So, Gizmodo has a great post on the new series of Code.org PSAs, “People Who Did Not Get Rich and/or Famous Coding Want You to Code”. I think Computer Science Education Week is a fantastic idea (although IMHO every week should be CSEdWeek), but the whole “hour of code” thing seemed slightly silly, until now.

Okay, the PSAs keep it silly. Every time someone in those videos says “I just did n lines of code”, the following script runs through my head:

"Yeah, this..."
"I just did #{n} lines of code".gsub!(/code/, 'coke') << ", and I can't feel my face!"

Yeah, I’m a terrible person. Also hilarious. Moving on…

Hacker Exceptionalism

Usually, the term Exceptionalism is used in a context of superiority, e.g., American exceptionalism. I do believe there is something like “hacker exceptionalism”, except the “exception” has nothing to do with superiority, but literally an exceptional case — a corner case for life, if you will.

There’s something weird about hackers. I’m not lumping everyone who writes code for their day job into this category (frankly, that would be offensive to my sensibilities). I’ve written before about my encounters with people who just code 9 to 5 and then don’t think about it and all I can say now is that I wish they would stop (actually, I’m not sure many of them think about it at all).

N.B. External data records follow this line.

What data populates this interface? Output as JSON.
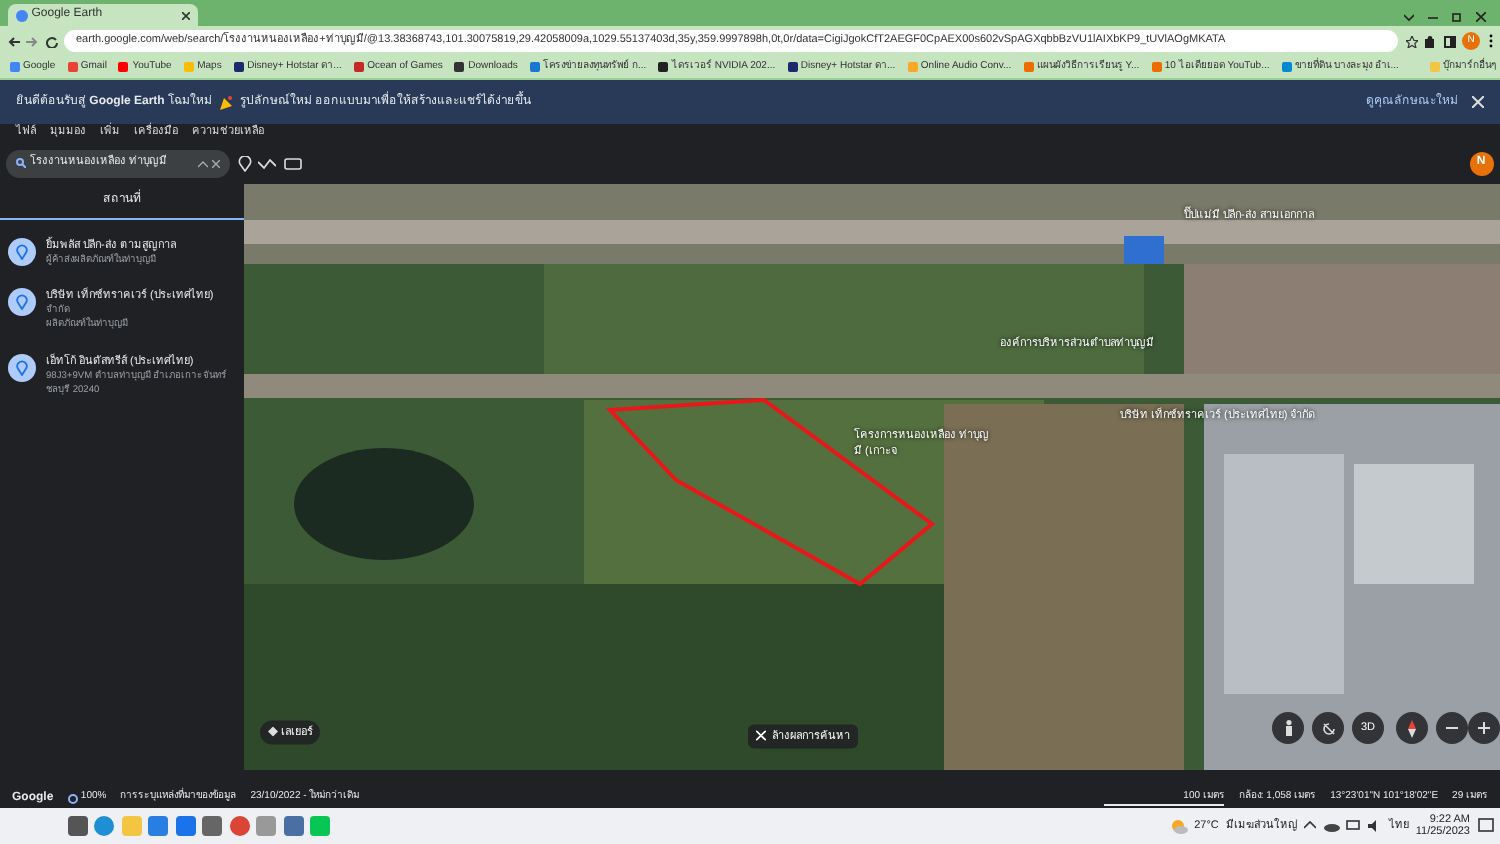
{
  "browser": {
    "tab_title": "Google Earth",
    "url": "earth.google.com/web/search/โรงงานหนองเหลือง+ท่าบุญมี/@13.38368743,101.30075819,29.42058009a,1029.55137403d,35y,359.9997898h,0t,0r/data=CigiJgokCfT2AEGF0CpAEX00s602vSpAGXqbbBzVU1lAIXbKP9_tUVlAOgMKATA",
    "profile_initial": "N",
    "bookmarks": [
      {
        "label": "Google",
        "color": "#4285f4"
      },
      {
        "label": "Gmail",
        "color": "#ea4335"
      },
      {
        "label": "YouTube",
        "color": "#ff0000"
      },
      {
        "label": "Maps",
        "color": "#fbbc04"
      },
      {
        "label": "Disney+ Hotstar ดา...",
        "color": "#1a2a6c"
      },
      {
        "label": "Ocean of Games",
        "color": "#c62828"
      },
      {
        "label": "Downloads",
        "color": "#333333"
      },
      {
        "label": "โครงข่ายลงทุนทรัพย์ ก...",
        "color": "#1976d2"
      },
      {
        "label": "ไดรเวอร์ NVIDIA 202...",
        "color": "#222222"
      },
      {
        "label": "Disney+ Hotstar ดา...",
        "color": "#1a2a6c"
      },
      {
        "label": "Online Audio Conv...",
        "color": "#f9a825"
      },
      {
        "label": "แผนผังวิธีการเรียนรู Y...",
        "color": "#ef6c00"
      },
      {
        "label": "10 ไอเดียยอด YouTub...",
        "color": "#ef6c00"
      },
      {
        "label": "ขายที่ดิน บางละมุง อำเ...",
        "color": "#0288d1"
      }
    ],
    "other_bookmarks": "บุ๊กมาร์กอื่นๆ"
  },
  "banner": {
    "welcome": "ยินดีต้อนรับสู่ **Google Earth** โฉมใหม่",
    "feature": "รูปลักษณ์ใหม่ ออกแบบมาเพื่อให้สร้างและแชร์ได้ง่ายขึ้น",
    "link": "ดูคุณลักษณะใหม่"
  },
  "menu": [
    "ไฟล์",
    "มุมมอง",
    "เพิ่ม",
    "เครื่องมือ",
    "ความช่วยเหลือ"
  ],
  "search": {
    "value": "โรงงานหนองเหลือง ท่าบุญมี"
  },
  "earth_profile_initial": "N",
  "sidebar": {
    "heading": "สถานที่",
    "places": [
      {
        "name": "ยิ้มพลัส ปลีก-ส่ง ตามสูญกาล",
        "lines": [
          "ผู้ค้าส่งผลิตภัณฑ์ในท่าบุญมี"
        ]
      },
      {
        "name": "บริษัท เท็กซ์ทราคเวร์ (ประเทศไทย)",
        "lines": [
          "จำกัด",
          "ผลิตภัณฑ์ในท่าบุญมี"
        ]
      },
      {
        "name": "เอ็ทโก้ อินดัสทรีส์ (ประเทศไทย)",
        "lines": [
          "98J3+9VM ตำบลท่าบุญมี อำเภอเกาะจันทร์",
          "ชลบุรี 20240"
        ]
      }
    ]
  },
  "map": {
    "labels": [
      "ปิ๊ปแม่มี ปลีก-ส่ง สามเอกกาล",
      "องค์การบริหารส่วนตำบลท่าบุญมี",
      "โครงการหนองเหลือง ท่าบุญมี (เกาะจ",
      "บริษัท เท็กซ์ทราคเวร์ (ประเทศไทย) จำกัด"
    ],
    "layers_button": "เลเยอร์",
    "clear_chip": "ล้างผลการค้นหา",
    "view_3d": "3D"
  },
  "status_bar": {
    "brand": "Google",
    "zoom": "100%",
    "attribution": "การระบุแหล่งที่มาของข้อมูล",
    "date": "23/10/2022 - ใหม่กว่าเดิม",
    "scale": "100 เมตร",
    "camera": "กล้อง: 1,058 เมตร",
    "coords": "13°23'01\"N 101°18'02\"E",
    "elevation": "29 เมตร"
  },
  "taskbar": {
    "temperature": "27°C",
    "weather": "มีเมฆส่วนใหญ่",
    "language": "ไทย",
    "time": "9:22 AM",
    "date": "11/25/2023"
  }
}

People who grok code have weird brains. That’s the theory. It’s not new; in Snow Crash, Neal Stephenson describes a neurolinguistic virus that can infect the brains of hackers via digital images because of the pathways coding has created in their brains.

There’s a chicken-and-egg problem here: are our brains weird because we’re hackers, or are we hackers because our brains are weird?

I’m not sure there’s any way to answer that scientifically until we have longitudinal studies complete with periodic fMRI scans of children as they develop into programmers (or not). So we’ll leave the origin story aside for now.

Voight-Kampff

In the movie Blade Runner (apologies to Philip K. Dick fans for heading down this particular rabbit-hole), a test called Voight-Kampff is administered to distinguish humans from replicants.

The idea of a Voight-Kampff test to distinguish humans from hackers isn’t new either; in 2006, researchers proposed an (apparently) effective test to separate programming sheep from non-programming goats.

So this “Hour of Code” thing. I thought it was a cute idea at first, became dubious, got annoyed at the marketing, and stopped paying attention until the new batch of PSAs were covered on Gizmodo (full confession: I was reading Valleywag when I saw it. I can’t help myself). Then I realized: this is like a Voight-Kampff test for hackers. My first “hour of code” was when I was five. that hour stretched into three. Then countless hours followed. For the rest of my life.

The whole “everyone should learn to code” meme is great; I think everyone should understand the fundamentals of computer science. Not that “learning to code” is equivalent to “understanding CS fundamentals,” but it’s a step in the right direction. But it’s important to distinguish between “learning to code” and “entering a career in software engineering.”

I wish the latter were left to true hackers. The ones who are outed by the “hour of code” when the hour turns into 10,000 hours; the ones who go from “I did 5 lines of code!” to “I did 5k LOCs” in about two weeks. That’s not going to be everyone. It’s going to be a distinct minority. We’re corner cases.

Code.org has some great goals, even if the motives seem questionable at times (does it feel to anyone else like “everyone should learn to code” is in some cases an attempt to rekindle the failed 1990’s experiment of “commodity programmers”?). More than anything else, though, “hour of code” seems to intorduce a catch block for those of us who throw HackerBrainException. And that’s great. Uncaught exceptions aren’t good for anyone. This is why we need computing in the core — it’s like checked exceptions in the API for public education.

Computer Science in K-12

This is the real issue, isn’t it? Getting computer science into the standards for K-12 education? Making an “hour of code” redundant?

Sadly, things don’t seem to have changed much since my own negative experiences with coding at school… but that was in the late 1990’s. I would have expected progress since then… if I were a lot more naïve.

So a message to current students: Fortuna audaces iuvat — Fortune favors the bold. Hack everything. Code your math homework. Shit, code your math homework, put hte source on Github, and let your friends copy that shit. Refuse to do anything without a computer, whether that computer is your phone or a Cray XE6.

If your school doesn’t offer CS classes, start your own. Just get hacking. If you throw HackerBrainException, you’ll never stop.